Board vote could position county for a discrimination suit
The Hubbard County Board voted to revamp employee health benefits plans, a move outgoing commissioner Lyle Robinson said invited a lawsuit and poor morale among workers.
The 4-1 vote essentially wipes out single health insurance policies for county employees married to each other and forces those couples to purchase a family policy.
Robinson characterized it as "starting a labor fight over nothing."
The upshot of it is that Highway Department employee Marv Vredenberg and his wife, a county employee, stand to lose an estimated $1,200 a year in benefits beginning in 2013. They must sign onto a family plan for coverage even though they don't insure any dependents.
At least three other couples may be in a similar boat, including Hubbard County Attorney Don Dearstyne and wife Marie, a Social Services employee. Marie Dearstyne wanted to take out a single policy, with her husband insured under a "single plus dependants" policy for him and the children. That won't be allowed in 2013.
They must enroll in the family plan.
Moreover, if Dearstyne is an allegedly aggrieved party, the county will have to retain outside counsel to defend the county against a lawsuit.
Robinson argued the sums of money involved were so minor, they weren't worth fighting over.
"We'll pay a year and a half's worth of the retainer, we'll have a bunch of meetings," he said of hiring an attorney. "It'll take us five, six years if we win to break even. Why would you start a labor fight over nothing?"
Robinson said the vote also sends the wrong message to employees and will result in poor morale.
According to Coordinator Debbie Thompson, for the past decade, county employees married to each other have been allowed to purchase single health policies because in the long run it saved money.
She discovered in 2011 that was no longer the case. So she brought the issue to the Benefits Committee recently. That group made a recommendation to the board that single coverage for married county employees be terminated.

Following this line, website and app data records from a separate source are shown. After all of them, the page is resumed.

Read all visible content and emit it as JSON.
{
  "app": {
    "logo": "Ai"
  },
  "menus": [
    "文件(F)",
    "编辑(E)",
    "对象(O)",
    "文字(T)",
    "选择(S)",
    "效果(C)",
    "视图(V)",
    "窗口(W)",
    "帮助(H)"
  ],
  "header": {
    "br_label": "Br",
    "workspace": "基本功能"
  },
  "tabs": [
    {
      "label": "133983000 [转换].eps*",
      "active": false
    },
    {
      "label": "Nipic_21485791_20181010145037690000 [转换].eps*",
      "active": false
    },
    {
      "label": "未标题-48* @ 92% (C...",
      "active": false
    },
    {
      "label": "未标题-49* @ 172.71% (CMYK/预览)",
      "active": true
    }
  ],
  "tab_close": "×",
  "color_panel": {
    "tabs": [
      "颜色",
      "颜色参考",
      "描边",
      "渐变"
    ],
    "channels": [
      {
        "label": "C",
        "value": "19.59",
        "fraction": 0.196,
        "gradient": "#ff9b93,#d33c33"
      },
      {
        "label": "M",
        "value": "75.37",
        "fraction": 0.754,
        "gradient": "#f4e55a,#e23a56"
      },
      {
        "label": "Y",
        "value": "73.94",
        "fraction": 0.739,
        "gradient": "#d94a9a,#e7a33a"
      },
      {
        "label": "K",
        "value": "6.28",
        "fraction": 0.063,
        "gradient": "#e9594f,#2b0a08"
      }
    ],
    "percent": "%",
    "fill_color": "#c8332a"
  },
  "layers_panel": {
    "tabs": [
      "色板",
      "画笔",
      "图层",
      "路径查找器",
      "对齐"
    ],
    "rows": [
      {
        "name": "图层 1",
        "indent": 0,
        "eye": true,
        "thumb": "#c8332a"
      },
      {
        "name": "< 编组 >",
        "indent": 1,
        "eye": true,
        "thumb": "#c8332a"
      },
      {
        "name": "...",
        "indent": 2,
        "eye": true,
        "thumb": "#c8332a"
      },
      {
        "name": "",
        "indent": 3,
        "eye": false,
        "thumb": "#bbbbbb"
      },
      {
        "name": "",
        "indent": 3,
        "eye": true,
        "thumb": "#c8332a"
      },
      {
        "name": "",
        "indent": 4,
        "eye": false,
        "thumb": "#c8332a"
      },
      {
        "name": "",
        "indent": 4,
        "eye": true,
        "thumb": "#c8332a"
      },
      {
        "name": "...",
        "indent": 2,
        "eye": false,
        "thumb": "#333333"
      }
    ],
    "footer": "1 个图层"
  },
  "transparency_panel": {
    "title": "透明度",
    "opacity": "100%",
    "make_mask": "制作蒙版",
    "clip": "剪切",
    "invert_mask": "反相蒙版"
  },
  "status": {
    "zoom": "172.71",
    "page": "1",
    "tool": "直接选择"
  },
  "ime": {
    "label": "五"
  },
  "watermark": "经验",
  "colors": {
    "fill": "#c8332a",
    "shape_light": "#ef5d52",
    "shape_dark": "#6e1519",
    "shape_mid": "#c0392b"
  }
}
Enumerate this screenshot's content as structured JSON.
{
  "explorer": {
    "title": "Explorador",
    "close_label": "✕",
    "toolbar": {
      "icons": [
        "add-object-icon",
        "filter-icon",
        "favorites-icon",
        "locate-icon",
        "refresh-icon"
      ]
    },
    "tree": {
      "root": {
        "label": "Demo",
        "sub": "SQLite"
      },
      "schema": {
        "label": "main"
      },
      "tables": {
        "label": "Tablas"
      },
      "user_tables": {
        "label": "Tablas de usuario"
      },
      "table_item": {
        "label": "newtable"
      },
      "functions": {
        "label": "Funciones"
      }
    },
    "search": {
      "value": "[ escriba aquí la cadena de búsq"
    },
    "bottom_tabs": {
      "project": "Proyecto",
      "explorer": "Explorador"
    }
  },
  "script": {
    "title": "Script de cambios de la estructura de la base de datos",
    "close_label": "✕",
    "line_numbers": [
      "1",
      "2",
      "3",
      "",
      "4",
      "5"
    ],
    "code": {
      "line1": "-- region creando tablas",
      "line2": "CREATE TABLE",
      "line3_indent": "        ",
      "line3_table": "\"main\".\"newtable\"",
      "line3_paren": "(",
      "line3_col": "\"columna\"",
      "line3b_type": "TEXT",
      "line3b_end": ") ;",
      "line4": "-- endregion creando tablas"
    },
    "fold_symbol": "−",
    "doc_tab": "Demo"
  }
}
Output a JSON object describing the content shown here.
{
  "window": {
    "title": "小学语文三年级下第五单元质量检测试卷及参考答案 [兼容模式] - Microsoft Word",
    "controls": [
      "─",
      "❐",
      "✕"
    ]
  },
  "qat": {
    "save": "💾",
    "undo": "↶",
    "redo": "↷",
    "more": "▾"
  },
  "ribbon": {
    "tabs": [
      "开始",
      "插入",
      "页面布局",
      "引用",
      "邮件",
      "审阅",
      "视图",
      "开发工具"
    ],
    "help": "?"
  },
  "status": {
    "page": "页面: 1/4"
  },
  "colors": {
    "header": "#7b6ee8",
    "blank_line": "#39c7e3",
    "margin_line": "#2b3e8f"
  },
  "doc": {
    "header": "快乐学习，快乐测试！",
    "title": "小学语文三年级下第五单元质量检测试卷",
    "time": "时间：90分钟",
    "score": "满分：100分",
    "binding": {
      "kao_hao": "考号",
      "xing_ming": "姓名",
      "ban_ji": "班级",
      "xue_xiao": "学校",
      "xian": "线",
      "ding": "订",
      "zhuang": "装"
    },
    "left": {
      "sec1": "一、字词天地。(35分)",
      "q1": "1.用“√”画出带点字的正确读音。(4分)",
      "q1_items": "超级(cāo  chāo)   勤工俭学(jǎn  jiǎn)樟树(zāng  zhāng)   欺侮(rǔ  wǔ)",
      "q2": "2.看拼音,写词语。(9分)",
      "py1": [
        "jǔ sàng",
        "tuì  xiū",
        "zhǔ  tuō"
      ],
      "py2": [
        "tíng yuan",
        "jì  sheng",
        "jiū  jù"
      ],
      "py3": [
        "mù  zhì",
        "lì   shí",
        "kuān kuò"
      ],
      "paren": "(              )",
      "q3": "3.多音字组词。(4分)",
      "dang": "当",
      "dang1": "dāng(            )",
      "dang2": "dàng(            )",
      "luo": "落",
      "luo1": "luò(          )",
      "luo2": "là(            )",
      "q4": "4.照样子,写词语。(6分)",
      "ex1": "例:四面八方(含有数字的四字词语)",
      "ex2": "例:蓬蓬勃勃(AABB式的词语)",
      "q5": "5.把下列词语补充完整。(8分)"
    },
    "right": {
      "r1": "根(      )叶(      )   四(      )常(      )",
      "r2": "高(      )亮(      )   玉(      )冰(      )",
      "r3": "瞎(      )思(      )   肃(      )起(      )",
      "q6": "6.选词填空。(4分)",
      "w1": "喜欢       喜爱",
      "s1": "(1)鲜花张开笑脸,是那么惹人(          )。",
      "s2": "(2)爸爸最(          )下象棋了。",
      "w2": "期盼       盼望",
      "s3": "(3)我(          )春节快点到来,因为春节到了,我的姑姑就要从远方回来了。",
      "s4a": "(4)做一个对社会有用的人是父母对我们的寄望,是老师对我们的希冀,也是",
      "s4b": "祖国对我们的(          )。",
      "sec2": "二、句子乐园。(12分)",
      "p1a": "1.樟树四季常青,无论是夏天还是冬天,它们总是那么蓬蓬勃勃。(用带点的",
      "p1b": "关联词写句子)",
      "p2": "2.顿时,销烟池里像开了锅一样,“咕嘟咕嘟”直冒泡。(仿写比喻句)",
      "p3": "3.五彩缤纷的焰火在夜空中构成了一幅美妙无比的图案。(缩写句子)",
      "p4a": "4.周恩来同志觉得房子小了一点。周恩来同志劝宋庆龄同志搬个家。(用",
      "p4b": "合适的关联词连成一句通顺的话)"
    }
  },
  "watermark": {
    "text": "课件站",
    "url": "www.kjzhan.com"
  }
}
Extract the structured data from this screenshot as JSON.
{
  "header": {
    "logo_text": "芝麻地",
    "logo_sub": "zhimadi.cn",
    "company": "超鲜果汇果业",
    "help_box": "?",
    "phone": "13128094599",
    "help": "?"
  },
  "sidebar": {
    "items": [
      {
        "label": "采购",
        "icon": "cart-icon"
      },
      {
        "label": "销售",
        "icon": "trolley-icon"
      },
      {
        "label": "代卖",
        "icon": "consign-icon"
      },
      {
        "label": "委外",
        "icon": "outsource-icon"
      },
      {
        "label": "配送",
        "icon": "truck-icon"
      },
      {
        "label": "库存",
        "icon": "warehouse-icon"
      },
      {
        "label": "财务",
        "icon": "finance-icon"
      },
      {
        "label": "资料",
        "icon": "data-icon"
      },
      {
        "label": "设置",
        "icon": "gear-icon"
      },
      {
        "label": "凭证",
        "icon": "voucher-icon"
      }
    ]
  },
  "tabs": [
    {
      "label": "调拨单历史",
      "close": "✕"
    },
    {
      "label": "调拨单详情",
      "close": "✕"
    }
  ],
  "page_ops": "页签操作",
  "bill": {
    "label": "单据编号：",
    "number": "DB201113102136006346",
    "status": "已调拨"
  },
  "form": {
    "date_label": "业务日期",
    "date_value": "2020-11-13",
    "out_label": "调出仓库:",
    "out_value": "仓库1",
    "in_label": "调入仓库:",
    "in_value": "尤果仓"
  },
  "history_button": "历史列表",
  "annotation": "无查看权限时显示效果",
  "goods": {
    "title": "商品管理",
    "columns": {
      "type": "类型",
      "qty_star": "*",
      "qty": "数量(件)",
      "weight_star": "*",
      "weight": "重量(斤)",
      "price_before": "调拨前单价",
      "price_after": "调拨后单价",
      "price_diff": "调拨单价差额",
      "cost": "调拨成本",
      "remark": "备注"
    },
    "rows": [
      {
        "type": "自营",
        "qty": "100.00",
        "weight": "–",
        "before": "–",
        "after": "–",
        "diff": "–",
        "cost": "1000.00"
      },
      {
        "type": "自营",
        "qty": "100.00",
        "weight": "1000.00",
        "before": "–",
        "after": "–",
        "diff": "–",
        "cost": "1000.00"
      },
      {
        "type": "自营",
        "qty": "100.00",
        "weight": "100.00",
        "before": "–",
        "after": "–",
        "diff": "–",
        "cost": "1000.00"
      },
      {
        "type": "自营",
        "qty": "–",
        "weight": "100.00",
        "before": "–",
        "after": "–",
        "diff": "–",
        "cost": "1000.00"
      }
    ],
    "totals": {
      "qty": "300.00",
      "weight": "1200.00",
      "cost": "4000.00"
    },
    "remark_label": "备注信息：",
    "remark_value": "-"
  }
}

"The board approved a recommendation from the Benefits Committee that will be all family units going forward will receive the family premium amount and if they don't need the family coverage they can take that family premium and split it between the two of them and split it and take two single plans that are different from each other if they want it to be," Thompson said of the complicated board vote.
Vredenberg posited, and Robinson agreed, that he would be able to purchase a single policy if he was married to anyone but another county worker and that it was discriminatory to make him buy a family unit policy at a higher rate.
Marie Dearstyne essentially made a similar argument, saying that a couple's health needs might be vastly different from each other and require different policies.
"The county's intent with our benefit package has always been to provide health insurance coverage," Thompson said.
"The dollars that get contributed have gotten skewed over this last year and that's where the problem has come. We're trying to work in a direction where every employee is trying to get treated the same.
"And that's what our union negotiations were about this spring, to freeze the single plus and family contributions and allow the single contribution to increase with whatever our rate increase is. Those are all going to come together someday. And then every employee will get the same amount."
But Robinson also questioned the timing of the vote because all but two of the county's unions have signed agreements, including the Highway Department, for which Vredenberg was a labor representative.
"All of my life we've been told we have to negotiate any change in the benefits through the union," Robinson said. "But now suddenly the board wants to make this change. We have a committee of people (Benefits Committee) and if you asked them to explain it to you, they can't. The ones that voted unanimously to do it, yet they can't understand or explain it to us," he fumed.
He said the board has never bypassed the unions before in a benefits matter and now is not the time to start. The unions had no sooner settled their contracts, than the issue arose.
"So he feels betrayed," Robinson said of Vredenberg.
Moreover Robinson said the Benefits Committee "had to do it this way so the board is the bad guy. That doesn't help relations and I know for the first hours this morning all they did was bitch about the county board instead of work, the employees standing around the water cooler."
He said the county must partner with its employees and fleecing their benefits isn't the way to do it.
Thompson maintains the issue was always before the unions.
"In negotiations, we this year allowed that the single contribution will increase whatever percent our insurance rates increase. So if our rates increase 1 percent, that contribution will increase 1 percent. The single plus children and family will stay frozen where they have the last two years," she said.
"Did the county just walk into a lawsuit? Yes they did," Robinson said. "We got letters from the unions saying they will file grievances and they will take us to court."
Thompson deflected questions about whether the county would be sued.
"I guess I don' know that I want to speak to that," she said. The final vote was 4-1, with Robinson vocally objecting.
He had earlier chastised Thompson for trying to move the issue onto the morning agenda even though it was set for afternoon, thus conducting the hearing before the employees could attend it.
"I've always tried to listen to both sides before I make up my mind and there's something about this that just doesn't smell right," Robinson said.